The records:
#####

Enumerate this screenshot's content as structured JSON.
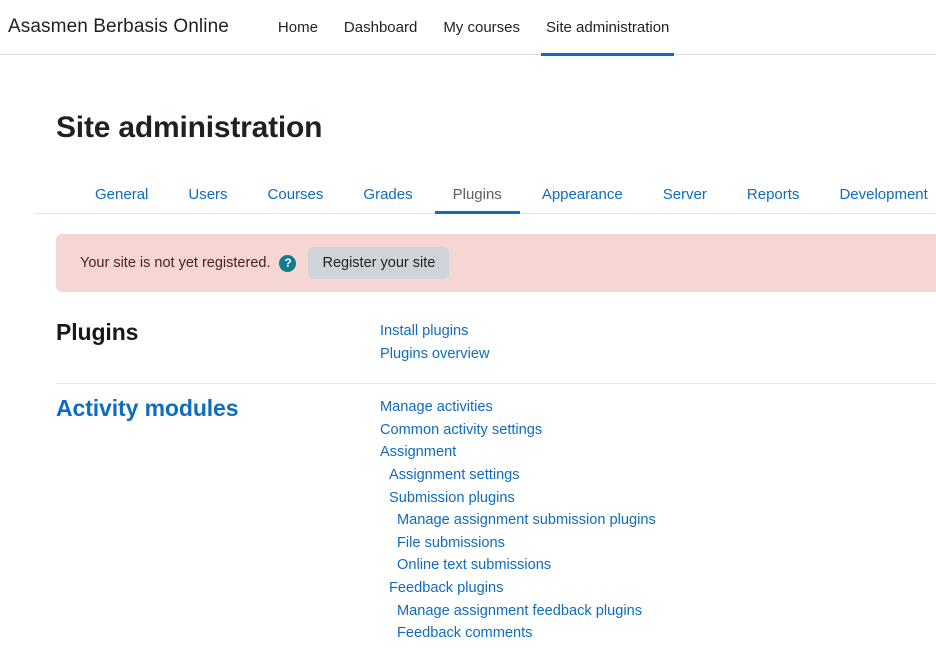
{
  "navbar": {
    "brand": "Asasmen Berbasis Online",
    "links": [
      {
        "label": "Home",
        "active": false
      },
      {
        "label": "Dashboard",
        "active": false
      },
      {
        "label": "My courses",
        "active": false
      },
      {
        "label": "Site administration",
        "active": true
      }
    ]
  },
  "page": {
    "title": "Site administration"
  },
  "tabs": [
    {
      "label": "General",
      "active": false
    },
    {
      "label": "Users",
      "active": false
    },
    {
      "label": "Courses",
      "active": false
    },
    {
      "label": "Grades",
      "active": false
    },
    {
      "label": "Plugins",
      "active": true
    },
    {
      "label": "Appearance",
      "active": false
    },
    {
      "label": "Server",
      "active": false
    },
    {
      "label": "Reports",
      "active": false
    },
    {
      "label": "Development",
      "active": false
    }
  ],
  "alert": {
    "message": "Your site is not yet registered.",
    "help_icon": "question-mark-help-icon",
    "button_label": "Register your site",
    "background_color": "#f5d6d3",
    "help_icon_color": "#0f7c8f",
    "button_color": "#ced4da"
  },
  "sections": [
    {
      "heading": "Plugins",
      "heading_color": "#17181a",
      "links": [
        {
          "label": "Install plugins",
          "indent": 0
        },
        {
          "label": "Plugins overview",
          "indent": 0
        }
      ]
    },
    {
      "heading": "Activity modules",
      "heading_color": "#0f6cbf",
      "links": [
        {
          "label": "Manage activities",
          "indent": 0
        },
        {
          "label": "Common activity settings",
          "indent": 0
        },
        {
          "label": "Assignment",
          "indent": 0
        },
        {
          "label": "Assignment settings",
          "indent": 1
        },
        {
          "label": "Submission plugins",
          "indent": 1
        },
        {
          "label": "Manage assignment submission plugins",
          "indent": 2
        },
        {
          "label": "File submissions",
          "indent": 2
        },
        {
          "label": "Online text submissions",
          "indent": 2
        },
        {
          "label": "Feedback plugins",
          "indent": 1
        },
        {
          "label": "Manage assignment feedback plugins",
          "indent": 2
        },
        {
          "label": "Feedback comments",
          "indent": 2
        }
      ]
    }
  ],
  "theme": {
    "accent": "#0f6cbf",
    "text": "#1d2125",
    "border": "#e3e4e6"
  }
}
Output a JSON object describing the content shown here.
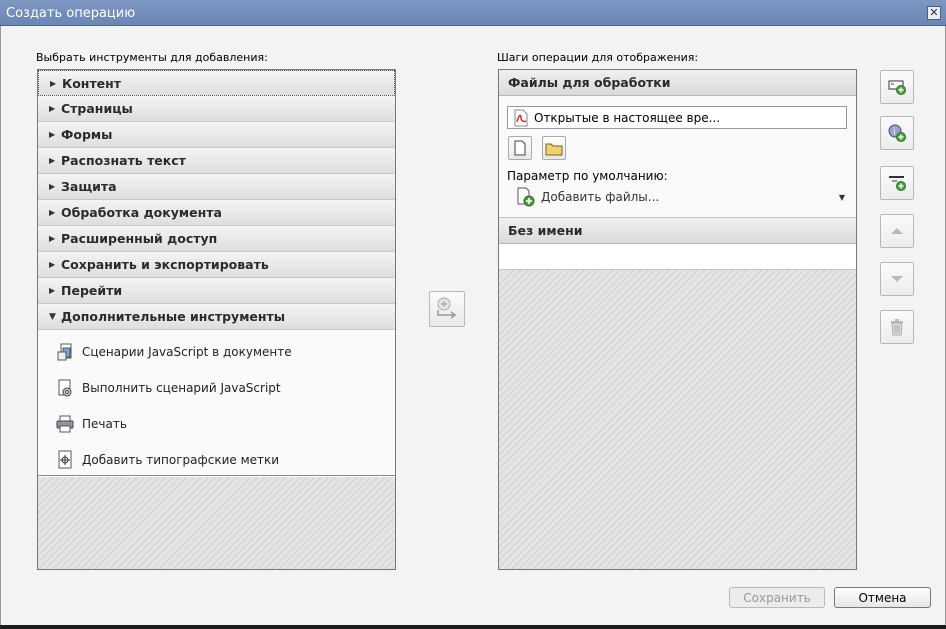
{
  "window": {
    "title": "Создать операцию",
    "close_glyph": "✕"
  },
  "left": {
    "label": "Выбрать инструменты для добавления:",
    "categories": [
      {
        "label": "Контент"
      },
      {
        "label": "Страницы"
      },
      {
        "label": "Формы"
      },
      {
        "label": "Распознать текст"
      },
      {
        "label": "Защита"
      },
      {
        "label": "Обработка документа"
      },
      {
        "label": "Расширенный доступ"
      },
      {
        "label": "Сохранить и экспортировать"
      },
      {
        "label": "Перейти"
      }
    ],
    "expanded_category": "Дополнительные инструменты",
    "tools": [
      {
        "label": "Сценарии JavaScript в документе",
        "icon": "javascript-document-icon"
      },
      {
        "label": "Выполнить сценарий JavaScript",
        "icon": "run-javascript-icon"
      },
      {
        "label": "Печать",
        "icon": "printer-icon"
      },
      {
        "label": "Добавить типографские метки",
        "icon": "printer-marks-icon"
      }
    ]
  },
  "right": {
    "label": "Шаги операции для отображения:",
    "files_section": {
      "title": "Файлы для обработки",
      "file_value": "Открытые в настоящее вре...",
      "param_label": "Параметр по умолчанию:",
      "add_files_label": "Добавить файлы..."
    },
    "unnamed_section": {
      "title": "Без имени"
    }
  },
  "buttons": {
    "save": "Сохранить",
    "cancel": "Отмена"
  },
  "colors": {
    "titlebar": "#7a93bf",
    "panel_bg": "#f3f3f3",
    "accent_green": "#4aa23a",
    "pdf_red": "#c8281e"
  }
}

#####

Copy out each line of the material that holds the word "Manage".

Exercise output:
          "label": "Manage activities",
          "label": "Manage assignment submission plugins",
          "label": "Manage assignment feedback plugins",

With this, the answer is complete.